> [About this task]
Nothing but an exact copy of the records is expected here.

Stored data:
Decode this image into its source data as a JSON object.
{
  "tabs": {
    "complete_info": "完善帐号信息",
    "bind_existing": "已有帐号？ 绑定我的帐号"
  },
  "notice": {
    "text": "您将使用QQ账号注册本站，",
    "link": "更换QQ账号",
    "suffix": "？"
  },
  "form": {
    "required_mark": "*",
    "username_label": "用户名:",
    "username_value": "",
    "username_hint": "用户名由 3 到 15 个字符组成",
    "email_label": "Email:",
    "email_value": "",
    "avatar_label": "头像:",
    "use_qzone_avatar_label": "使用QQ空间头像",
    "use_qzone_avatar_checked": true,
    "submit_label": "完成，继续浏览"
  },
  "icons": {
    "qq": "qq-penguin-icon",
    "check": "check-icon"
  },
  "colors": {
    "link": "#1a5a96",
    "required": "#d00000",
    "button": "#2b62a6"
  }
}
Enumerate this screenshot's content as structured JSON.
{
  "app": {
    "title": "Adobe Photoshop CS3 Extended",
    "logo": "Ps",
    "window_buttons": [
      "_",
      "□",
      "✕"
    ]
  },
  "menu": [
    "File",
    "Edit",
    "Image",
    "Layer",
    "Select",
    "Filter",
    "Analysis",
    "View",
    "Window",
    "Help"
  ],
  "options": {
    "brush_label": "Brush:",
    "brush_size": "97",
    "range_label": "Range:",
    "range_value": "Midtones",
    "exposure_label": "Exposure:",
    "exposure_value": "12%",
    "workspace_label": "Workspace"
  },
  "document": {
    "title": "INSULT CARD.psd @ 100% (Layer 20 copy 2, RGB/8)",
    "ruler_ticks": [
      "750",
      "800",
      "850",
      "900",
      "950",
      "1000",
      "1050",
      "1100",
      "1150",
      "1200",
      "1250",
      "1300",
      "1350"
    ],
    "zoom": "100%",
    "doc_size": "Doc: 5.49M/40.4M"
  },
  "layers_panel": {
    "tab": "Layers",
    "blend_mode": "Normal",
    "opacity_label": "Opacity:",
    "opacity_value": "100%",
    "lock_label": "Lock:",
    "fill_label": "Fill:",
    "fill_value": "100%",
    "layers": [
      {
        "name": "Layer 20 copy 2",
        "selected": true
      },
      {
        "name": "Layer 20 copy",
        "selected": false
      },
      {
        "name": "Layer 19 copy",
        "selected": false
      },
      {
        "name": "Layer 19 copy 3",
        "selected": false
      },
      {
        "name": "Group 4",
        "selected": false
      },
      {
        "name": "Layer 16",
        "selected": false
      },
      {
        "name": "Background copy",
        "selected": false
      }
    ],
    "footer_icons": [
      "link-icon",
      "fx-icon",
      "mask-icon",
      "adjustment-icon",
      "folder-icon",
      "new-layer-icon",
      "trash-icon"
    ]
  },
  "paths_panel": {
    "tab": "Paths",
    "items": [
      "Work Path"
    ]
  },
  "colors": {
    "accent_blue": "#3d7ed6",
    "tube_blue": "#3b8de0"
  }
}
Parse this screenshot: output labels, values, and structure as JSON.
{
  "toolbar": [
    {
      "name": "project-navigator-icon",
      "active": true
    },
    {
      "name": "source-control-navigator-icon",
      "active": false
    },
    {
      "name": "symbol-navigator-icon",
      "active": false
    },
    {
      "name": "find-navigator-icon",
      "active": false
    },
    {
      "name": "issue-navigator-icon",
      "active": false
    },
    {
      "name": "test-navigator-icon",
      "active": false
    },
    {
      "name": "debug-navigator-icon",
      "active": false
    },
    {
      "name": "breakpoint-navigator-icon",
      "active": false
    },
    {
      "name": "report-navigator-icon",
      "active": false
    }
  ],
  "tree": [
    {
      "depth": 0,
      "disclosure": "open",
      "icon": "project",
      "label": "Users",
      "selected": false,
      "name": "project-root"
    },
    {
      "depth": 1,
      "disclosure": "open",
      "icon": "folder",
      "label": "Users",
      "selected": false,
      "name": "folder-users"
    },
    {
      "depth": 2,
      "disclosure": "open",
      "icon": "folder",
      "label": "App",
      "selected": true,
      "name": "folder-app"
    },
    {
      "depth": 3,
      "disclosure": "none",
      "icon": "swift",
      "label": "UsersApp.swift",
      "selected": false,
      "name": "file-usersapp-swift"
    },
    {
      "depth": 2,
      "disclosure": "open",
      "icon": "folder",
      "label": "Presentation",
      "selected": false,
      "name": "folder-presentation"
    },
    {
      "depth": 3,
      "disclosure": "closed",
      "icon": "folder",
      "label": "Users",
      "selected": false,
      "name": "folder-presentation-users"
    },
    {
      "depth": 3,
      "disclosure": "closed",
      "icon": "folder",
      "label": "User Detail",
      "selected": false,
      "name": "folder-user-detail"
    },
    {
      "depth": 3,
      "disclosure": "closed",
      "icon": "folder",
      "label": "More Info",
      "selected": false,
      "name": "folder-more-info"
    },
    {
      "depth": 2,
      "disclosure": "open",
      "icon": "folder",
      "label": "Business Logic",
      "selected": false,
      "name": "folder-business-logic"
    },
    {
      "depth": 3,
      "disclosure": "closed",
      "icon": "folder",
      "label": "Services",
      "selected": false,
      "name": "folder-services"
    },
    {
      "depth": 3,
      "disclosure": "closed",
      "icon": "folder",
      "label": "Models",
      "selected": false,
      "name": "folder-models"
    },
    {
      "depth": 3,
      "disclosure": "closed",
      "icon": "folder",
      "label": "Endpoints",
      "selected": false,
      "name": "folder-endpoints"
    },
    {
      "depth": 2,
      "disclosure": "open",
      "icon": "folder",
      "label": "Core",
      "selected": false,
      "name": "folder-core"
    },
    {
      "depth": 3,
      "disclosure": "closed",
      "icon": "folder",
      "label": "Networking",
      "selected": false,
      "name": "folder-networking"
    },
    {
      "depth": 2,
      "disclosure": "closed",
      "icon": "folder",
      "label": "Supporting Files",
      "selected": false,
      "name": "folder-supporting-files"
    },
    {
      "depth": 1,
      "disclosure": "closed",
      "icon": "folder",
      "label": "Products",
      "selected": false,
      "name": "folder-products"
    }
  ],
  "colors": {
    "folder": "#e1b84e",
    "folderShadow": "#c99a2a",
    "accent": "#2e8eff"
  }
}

> [Answer section]
Decode this image into its source data as a JSON object.
{
  "tabs": {
    "complete_info": "完善帐号信息",
    "bind_existing": "已有帐号？ 绑定我的帐号"
  },
  "notice": {
    "text": "您将使用QQ账号注册本站，",
    "link": "更换QQ账号",
    "suffix": "？"
  },
  "form": {
    "required_mark": "*",
    "username_label": "用户名:",
    "username_value": "",
    "username_hint": "用户名由 3 到 15 个字符组成",
    "email_label": "Email:",
    "email_value": "",
    "avatar_label": "头像:",
    "use_qzone_avatar_label": "使用QQ空间头像",
    "use_qzone_avatar_checked": true,
    "submit_label": "完成，继续浏览"
  },
  "icons": {
    "qq": "qq-penguin-icon",
    "check": "check-icon"
  },
  "colors": {
    "link": "#1a5a96",
    "required": "#d00000",
    "button": "#2b62a6"
  }
}
Enumerate this screenshot's content as structured JSON.
{
  "app": {
    "title": "Adobe Photoshop CS3 Extended",
    "logo": "Ps",
    "window_buttons": [
      "_",
      "□",
      "✕"
    ]
  },
  "menu": [
    "File",
    "Edit",
    "Image",
    "Layer",
    "Select",
    "Filter",
    "Analysis",
    "View",
    "Window",
    "Help"
  ],
  "options": {
    "brush_label": "Brush:",
    "brush_size": "97",
    "range_label": "Range:",
    "range_value": "Midtones",
    "exposure_label": "Exposure:",
    "exposure_value": "12%",
    "workspace_label": "Workspace"
  },
  "document": {
    "title": "INSULT CARD.psd @ 100% (Layer 20 copy 2, RGB/8)",
    "ruler_ticks": [
      "750",
      "800",
      "850",
      "900",
      "950",
      "1000",
      "1050",
      "1100",
      "1150",
      "1200",
      "1250",
      "1300",
      "1350"
    ],
    "zoom": "100%",
    "doc_size": "Doc: 5.49M/40.4M"
  },
  "layers_panel": {
    "tab": "Layers",
    "blend_mode": "Normal",
    "opacity_label": "Opacity:",
    "opacity_value": "100%",
    "lock_label": "Lock:",
    "fill_label": "Fill:",
    "fill_value": "100%",
    "layers": [
      {
        "name": "Layer 20 copy 2",
        "selected": true
      },
      {
        "name": "Layer 20 copy",
        "selected": false
      },
      {
        "name": "Layer 19 copy",
        "selected": false
      },
      {
        "name": "Layer 19 copy 3",
        "selected": false
      },
      {
        "name": "Group 4",
        "selected": false
      },
      {
        "name": "Layer 16",
        "selected": false
      },
      {
        "name": "Background copy",
        "selected": false
      }
    ],
    "footer_icons": [
      "link-icon",
      "fx-icon",
      "mask-icon",
      "adjustment-icon",
      "folder-icon",
      "new-layer-icon",
      "trash-icon"
    ]
  },
  "paths_panel": {
    "tab": "Paths",
    "items": [
      "Work Path"
    ]
  },
  "colors": {
    "accent_blue": "#3d7ed6",
    "tube_blue": "#3b8de0"
  }
}
Parse this screenshot: output labels, values, and structure as JSON.
{
  "toolbar": [
    {
      "name": "project-navigator-icon",
      "active": true
    },
    {
      "name": "source-control-navigator-icon",
      "active": false
    },
    {
      "name": "symbol-navigator-icon",
      "active": false
    },
    {
      "name": "find-navigator-icon",
      "active": false
    },
    {
      "name": "issue-navigator-icon",
      "active": false
    },
    {
      "name": "test-navigator-icon",
      "active": false
    },
    {
      "name": "debug-navigator-icon",
      "active": false
    },
    {
      "name": "breakpoint-navigator-icon",
      "active": false
    },
    {
      "name": "report-navigator-icon",
      "active": false
    }
  ],
  "tree": [
    {
      "depth": 0,
      "disclosure": "open",
      "icon": "project",
      "label": "Users",
      "selected": false,
      "name": "project-root"
    },
    {
      "depth": 1,
      "disclosure": "open",
      "icon": "folder",
      "label": "Users",
      "selected": false,
      "name": "folder-users"
    },
    {
      "depth": 2,
      "disclosure": "open",
      "icon": "folder",
      "label": "App",
      "selected": true,
      "name": "folder-app"
    },
    {
      "depth": 3,
      "disclosure": "none",
      "icon": "swift",
      "label": "UsersApp.swift",
      "selected": false,
      "name": "file-usersapp-swift"
    },
    {
      "depth": 2,
      "disclosure": "open",
      "icon": "folder",
      "label": "Presentation",
      "selected": false,
      "name": "folder-presentation"
    },
    {
      "depth": 3,
      "disclosure": "closed",
      "icon": "folder",
      "label": "Users",
      "selected": false,
      "name": "folder-presentation-users"
    },
    {
      "depth": 3,
      "disclosure": "closed",
      "icon": "folder",
      "label": "User Detail",
      "selected": false,
      "name": "folder-user-detail"
    },
    {
      "depth": 3,
      "disclosure": "closed",
      "icon": "folder",
      "label": "More Info",
      "selected": false,
      "name": "folder-more-info"
    },
    {
      "depth": 2,
      "disclosure": "open",
      "icon": "folder",
      "label": "Business Logic",
      "selected": false,
      "name": "folder-business-logic"
    },
    {
      "depth": 3,
      "disclosure": "closed",
      "icon": "folder",
      "label": "Services",
      "selected": false,
      "name": "folder-services"
    },
    {
      "depth": 3,
      "disclosure": "closed",
      "icon": "folder",
      "label": "Models",
      "selected": false,
      "name": "folder-models"
    },
    {
      "depth": 3,
      "disclosure": "closed",
      "icon": "folder",
      "label": "Endpoints",
      "selected": false,
      "name": "folder-endpoints"
    },
    {
      "depth": 2,
      "disclosure": "open",
      "icon": "folder",
      "label": "Core",
      "selected": false,
      "name": "folder-core"
    },
    {
      "depth": 3,
      "disclosure": "closed",
      "icon": "folder",
      "label": "Networking",
      "selected": false,
      "name": "folder-networking"
    },
    {
      "depth": 2,
      "disclosure": "closed",
      "icon": "folder",
      "label": "Supporting Files",
      "selected": false,
      "name": "folder-supporting-files"
    },
    {
      "depth": 1,
      "disclosure": "closed",
      "icon": "folder",
      "label": "Products",
      "selected": false,
      "name": "folder-products"
    }
  ],
  "colors": {
    "folder": "#e1b84e",
    "folderShadow": "#c99a2a",
    "accent": "#2e8eff"
  }
}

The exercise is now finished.